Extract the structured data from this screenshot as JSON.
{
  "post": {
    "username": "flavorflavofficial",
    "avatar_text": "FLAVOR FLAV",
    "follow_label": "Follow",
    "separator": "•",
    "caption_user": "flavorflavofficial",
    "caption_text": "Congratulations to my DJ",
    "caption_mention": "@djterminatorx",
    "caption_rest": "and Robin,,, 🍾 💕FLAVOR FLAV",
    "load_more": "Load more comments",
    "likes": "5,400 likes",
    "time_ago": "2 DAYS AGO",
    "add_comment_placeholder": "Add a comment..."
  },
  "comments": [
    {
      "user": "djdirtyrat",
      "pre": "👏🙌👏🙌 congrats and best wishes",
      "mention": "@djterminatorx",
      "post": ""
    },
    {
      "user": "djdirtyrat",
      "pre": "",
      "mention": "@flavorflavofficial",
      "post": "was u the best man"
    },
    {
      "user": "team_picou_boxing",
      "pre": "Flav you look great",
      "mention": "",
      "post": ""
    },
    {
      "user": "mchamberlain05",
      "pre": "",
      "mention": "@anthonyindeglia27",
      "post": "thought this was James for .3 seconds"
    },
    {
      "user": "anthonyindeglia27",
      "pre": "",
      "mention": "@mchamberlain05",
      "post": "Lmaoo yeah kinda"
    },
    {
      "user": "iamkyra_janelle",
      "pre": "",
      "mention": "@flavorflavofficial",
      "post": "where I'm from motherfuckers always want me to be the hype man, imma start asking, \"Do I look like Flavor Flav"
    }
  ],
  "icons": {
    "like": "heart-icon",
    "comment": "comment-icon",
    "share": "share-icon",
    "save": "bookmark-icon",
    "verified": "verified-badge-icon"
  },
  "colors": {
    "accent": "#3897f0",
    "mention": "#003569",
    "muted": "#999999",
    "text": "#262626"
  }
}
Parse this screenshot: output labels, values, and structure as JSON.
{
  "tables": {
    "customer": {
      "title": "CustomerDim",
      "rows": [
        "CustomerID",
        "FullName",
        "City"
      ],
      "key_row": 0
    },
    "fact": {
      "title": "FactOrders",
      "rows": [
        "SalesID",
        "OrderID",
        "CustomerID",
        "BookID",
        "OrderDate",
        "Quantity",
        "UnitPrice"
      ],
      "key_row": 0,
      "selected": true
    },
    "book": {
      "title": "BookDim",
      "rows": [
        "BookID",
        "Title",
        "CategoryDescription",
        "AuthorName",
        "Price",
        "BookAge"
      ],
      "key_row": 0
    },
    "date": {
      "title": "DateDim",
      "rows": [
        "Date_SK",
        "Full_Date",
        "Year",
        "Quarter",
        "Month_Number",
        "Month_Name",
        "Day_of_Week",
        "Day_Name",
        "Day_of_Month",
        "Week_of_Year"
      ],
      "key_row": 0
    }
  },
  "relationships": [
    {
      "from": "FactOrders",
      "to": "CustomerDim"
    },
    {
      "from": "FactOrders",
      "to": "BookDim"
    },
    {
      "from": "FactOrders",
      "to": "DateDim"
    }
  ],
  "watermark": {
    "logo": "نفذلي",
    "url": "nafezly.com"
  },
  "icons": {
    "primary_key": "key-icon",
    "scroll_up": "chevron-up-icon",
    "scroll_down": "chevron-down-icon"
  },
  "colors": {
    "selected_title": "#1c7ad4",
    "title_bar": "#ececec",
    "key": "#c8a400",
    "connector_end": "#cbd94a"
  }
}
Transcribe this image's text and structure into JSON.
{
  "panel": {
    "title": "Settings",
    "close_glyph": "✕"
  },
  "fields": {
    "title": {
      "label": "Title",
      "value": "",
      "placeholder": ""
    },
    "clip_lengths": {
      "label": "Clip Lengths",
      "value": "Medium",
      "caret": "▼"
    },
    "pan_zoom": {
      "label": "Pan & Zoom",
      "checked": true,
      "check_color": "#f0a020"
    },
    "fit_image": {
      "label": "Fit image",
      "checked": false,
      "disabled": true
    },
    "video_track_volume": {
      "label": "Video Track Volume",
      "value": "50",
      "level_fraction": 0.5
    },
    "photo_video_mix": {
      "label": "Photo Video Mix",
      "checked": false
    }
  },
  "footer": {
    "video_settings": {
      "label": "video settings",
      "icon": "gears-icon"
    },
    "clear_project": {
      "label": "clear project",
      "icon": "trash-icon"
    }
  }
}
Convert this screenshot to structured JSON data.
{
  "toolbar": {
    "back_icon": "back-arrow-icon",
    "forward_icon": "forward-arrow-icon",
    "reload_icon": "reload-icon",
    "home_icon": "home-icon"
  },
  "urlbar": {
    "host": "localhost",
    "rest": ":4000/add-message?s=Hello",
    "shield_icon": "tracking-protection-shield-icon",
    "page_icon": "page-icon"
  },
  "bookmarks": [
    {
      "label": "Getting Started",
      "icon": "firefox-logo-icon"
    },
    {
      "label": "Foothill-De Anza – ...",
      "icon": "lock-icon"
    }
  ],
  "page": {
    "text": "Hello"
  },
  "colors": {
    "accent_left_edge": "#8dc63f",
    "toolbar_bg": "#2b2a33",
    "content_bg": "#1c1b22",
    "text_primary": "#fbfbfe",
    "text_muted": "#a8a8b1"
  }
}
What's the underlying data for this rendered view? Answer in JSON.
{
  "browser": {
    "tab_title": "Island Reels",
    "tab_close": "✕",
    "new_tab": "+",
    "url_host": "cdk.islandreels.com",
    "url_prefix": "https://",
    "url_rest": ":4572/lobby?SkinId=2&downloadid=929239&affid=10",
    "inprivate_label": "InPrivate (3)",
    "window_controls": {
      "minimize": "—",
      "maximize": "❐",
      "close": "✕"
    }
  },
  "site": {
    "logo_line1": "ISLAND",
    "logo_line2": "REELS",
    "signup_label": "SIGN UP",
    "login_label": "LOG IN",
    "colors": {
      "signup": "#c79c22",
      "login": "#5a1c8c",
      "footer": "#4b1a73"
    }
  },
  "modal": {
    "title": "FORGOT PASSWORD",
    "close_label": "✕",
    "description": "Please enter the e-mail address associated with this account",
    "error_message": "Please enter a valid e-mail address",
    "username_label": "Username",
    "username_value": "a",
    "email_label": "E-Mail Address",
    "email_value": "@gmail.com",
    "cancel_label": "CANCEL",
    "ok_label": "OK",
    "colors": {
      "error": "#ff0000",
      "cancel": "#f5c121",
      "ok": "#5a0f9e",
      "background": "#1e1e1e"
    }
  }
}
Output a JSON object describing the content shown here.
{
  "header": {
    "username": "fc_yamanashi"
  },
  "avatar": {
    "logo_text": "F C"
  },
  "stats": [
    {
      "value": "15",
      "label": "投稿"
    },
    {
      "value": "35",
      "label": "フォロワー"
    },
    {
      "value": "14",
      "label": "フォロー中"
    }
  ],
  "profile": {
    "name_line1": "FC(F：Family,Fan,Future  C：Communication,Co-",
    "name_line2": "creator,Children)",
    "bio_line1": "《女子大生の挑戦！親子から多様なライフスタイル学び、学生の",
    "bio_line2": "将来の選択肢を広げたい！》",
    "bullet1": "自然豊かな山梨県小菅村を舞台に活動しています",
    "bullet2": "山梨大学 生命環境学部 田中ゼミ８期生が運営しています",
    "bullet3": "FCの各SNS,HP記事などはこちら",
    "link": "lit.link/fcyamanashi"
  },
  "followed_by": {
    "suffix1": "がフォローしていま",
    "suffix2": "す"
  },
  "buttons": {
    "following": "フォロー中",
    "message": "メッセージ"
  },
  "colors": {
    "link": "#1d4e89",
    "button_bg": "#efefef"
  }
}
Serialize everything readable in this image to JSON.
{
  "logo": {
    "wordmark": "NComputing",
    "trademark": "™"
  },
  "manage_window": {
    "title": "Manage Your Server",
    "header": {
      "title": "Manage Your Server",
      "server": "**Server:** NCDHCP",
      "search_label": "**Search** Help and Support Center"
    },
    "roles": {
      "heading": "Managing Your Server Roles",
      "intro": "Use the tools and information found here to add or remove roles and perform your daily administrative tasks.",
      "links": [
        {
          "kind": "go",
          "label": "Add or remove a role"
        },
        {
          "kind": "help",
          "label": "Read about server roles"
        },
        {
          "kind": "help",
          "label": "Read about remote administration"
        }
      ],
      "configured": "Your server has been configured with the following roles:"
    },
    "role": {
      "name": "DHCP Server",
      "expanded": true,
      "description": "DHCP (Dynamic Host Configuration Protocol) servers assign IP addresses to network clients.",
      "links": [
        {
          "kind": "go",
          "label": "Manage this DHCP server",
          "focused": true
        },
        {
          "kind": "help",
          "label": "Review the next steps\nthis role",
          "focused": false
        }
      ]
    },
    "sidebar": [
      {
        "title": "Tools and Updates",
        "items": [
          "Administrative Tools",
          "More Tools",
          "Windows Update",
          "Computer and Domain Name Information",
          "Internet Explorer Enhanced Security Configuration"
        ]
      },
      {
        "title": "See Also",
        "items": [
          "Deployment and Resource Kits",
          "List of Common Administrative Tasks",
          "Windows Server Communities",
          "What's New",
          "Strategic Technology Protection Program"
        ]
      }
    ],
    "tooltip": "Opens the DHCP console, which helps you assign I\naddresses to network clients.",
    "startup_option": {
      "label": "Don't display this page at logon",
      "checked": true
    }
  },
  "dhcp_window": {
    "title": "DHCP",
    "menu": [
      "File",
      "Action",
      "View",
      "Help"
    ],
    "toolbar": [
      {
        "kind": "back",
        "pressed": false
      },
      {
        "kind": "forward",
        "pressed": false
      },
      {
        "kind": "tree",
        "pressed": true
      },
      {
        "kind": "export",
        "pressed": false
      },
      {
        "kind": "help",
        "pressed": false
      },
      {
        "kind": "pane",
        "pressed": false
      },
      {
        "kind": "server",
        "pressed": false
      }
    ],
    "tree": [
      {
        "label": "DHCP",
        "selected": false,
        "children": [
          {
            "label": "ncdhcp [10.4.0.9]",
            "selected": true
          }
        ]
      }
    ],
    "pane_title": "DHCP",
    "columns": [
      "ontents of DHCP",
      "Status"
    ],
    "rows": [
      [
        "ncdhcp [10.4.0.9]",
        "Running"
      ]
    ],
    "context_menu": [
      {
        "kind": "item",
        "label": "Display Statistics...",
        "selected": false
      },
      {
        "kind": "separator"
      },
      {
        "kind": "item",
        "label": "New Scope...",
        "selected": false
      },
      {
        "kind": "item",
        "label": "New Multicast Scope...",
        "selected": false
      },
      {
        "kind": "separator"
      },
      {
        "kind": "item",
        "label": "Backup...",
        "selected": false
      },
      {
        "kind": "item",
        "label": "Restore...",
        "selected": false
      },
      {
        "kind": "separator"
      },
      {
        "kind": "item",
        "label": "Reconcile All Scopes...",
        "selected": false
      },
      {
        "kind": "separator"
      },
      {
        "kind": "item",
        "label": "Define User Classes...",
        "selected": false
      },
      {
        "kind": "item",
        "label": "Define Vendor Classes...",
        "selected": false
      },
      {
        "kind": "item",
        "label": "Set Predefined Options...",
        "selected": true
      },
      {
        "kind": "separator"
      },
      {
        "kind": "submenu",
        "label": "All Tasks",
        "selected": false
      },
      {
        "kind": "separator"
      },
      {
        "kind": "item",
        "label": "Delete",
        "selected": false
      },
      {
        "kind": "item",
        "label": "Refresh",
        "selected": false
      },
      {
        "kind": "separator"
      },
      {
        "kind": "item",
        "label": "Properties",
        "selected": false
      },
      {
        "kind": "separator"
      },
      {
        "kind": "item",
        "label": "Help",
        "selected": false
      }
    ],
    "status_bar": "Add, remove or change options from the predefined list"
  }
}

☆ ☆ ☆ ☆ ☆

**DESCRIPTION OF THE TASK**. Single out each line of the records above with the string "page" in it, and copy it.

**EXERCISE SOLUTION**.
    "page_icon": "page-icon"
  "page": {
      "label": "Don't display this page at logon",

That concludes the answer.